Try it =>
Filter the data for lines with the word "content", then copy every line so identified.

Records contained in a dataset =>

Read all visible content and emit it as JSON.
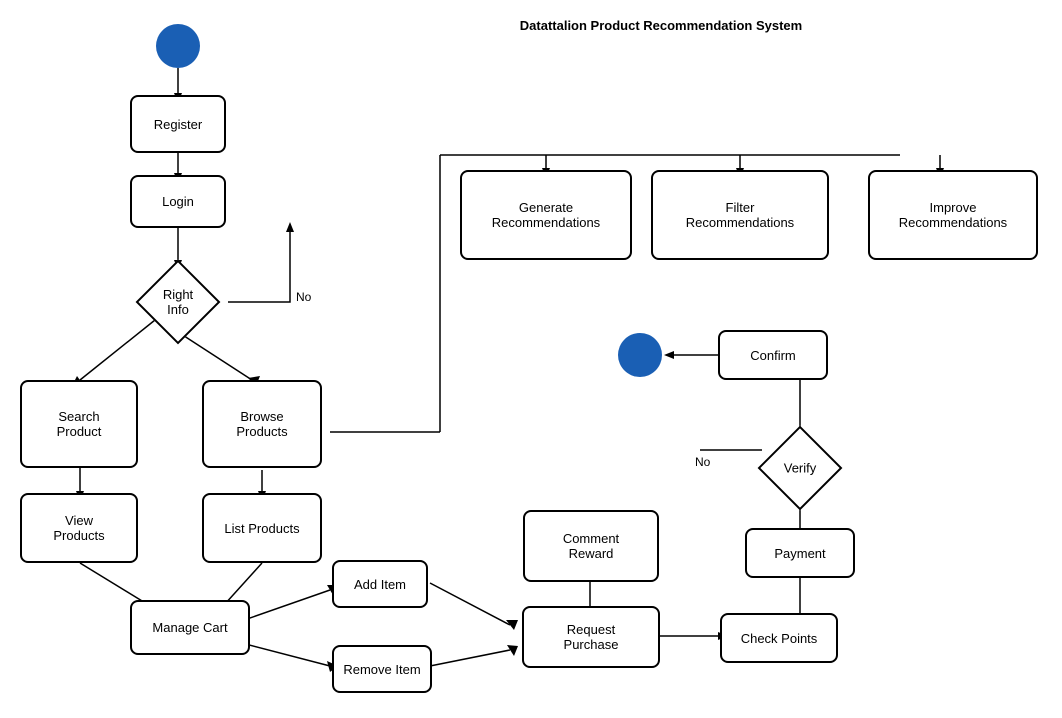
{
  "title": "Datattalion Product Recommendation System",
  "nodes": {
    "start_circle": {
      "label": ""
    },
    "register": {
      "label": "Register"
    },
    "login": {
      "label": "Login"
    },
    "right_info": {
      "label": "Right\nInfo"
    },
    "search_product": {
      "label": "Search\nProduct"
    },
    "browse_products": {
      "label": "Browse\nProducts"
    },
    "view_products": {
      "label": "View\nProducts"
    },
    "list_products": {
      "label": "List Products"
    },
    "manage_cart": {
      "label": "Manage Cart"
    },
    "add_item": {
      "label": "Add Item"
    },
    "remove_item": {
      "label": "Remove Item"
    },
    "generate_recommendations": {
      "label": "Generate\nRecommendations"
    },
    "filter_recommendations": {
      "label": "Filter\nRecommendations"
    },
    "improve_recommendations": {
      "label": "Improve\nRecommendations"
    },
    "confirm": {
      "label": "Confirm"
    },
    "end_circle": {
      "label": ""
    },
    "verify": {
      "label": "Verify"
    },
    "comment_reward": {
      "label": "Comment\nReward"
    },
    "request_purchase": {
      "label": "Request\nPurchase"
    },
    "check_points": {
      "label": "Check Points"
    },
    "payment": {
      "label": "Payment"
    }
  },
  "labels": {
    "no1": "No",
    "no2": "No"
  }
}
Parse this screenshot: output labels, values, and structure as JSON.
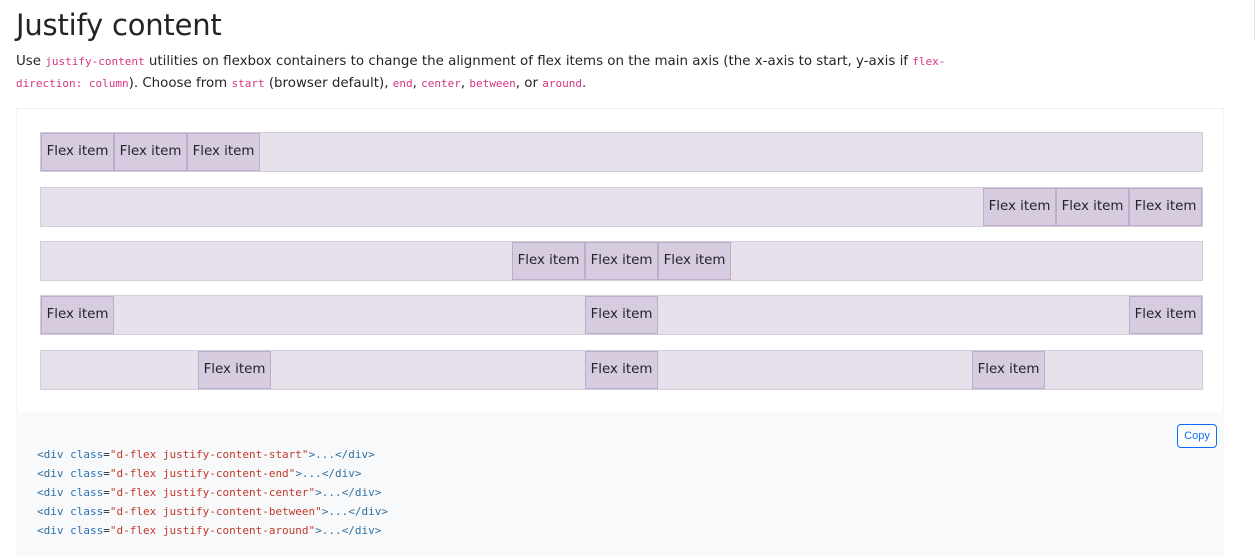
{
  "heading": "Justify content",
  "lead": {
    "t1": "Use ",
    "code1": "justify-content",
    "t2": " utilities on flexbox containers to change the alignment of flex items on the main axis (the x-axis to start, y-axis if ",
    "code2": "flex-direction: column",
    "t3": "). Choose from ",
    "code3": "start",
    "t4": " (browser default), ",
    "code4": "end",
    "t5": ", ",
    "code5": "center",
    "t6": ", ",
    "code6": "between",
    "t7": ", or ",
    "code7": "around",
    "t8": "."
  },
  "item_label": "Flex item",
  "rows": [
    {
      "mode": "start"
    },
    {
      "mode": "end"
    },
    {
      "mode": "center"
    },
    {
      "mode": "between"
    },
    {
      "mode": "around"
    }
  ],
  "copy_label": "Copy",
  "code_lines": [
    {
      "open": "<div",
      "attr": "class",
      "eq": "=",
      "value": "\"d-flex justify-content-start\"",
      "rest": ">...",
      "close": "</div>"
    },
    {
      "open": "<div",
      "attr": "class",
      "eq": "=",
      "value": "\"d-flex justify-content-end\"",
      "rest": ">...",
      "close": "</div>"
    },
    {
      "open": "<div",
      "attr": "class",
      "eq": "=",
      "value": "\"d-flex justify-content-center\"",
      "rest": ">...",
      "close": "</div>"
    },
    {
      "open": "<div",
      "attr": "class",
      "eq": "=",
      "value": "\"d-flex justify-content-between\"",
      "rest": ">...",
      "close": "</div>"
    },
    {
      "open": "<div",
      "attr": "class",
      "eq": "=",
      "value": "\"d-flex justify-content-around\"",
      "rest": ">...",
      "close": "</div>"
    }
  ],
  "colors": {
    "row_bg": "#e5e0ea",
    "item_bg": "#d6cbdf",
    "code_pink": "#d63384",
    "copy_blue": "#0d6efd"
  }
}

Task response =>
Read all visible content and emit it as JSON.
  "heading": "Justify content",
    "code1": "justify-content",
      "value": "\"d-flex justify-content-start\"",
      "value": "\"d-flex justify-content-end\"",
      "value": "\"d-flex justify-content-center\"",
      "value": "\"d-flex justify-content-between\"",
      "value": "\"d-flex justify-content-around\"",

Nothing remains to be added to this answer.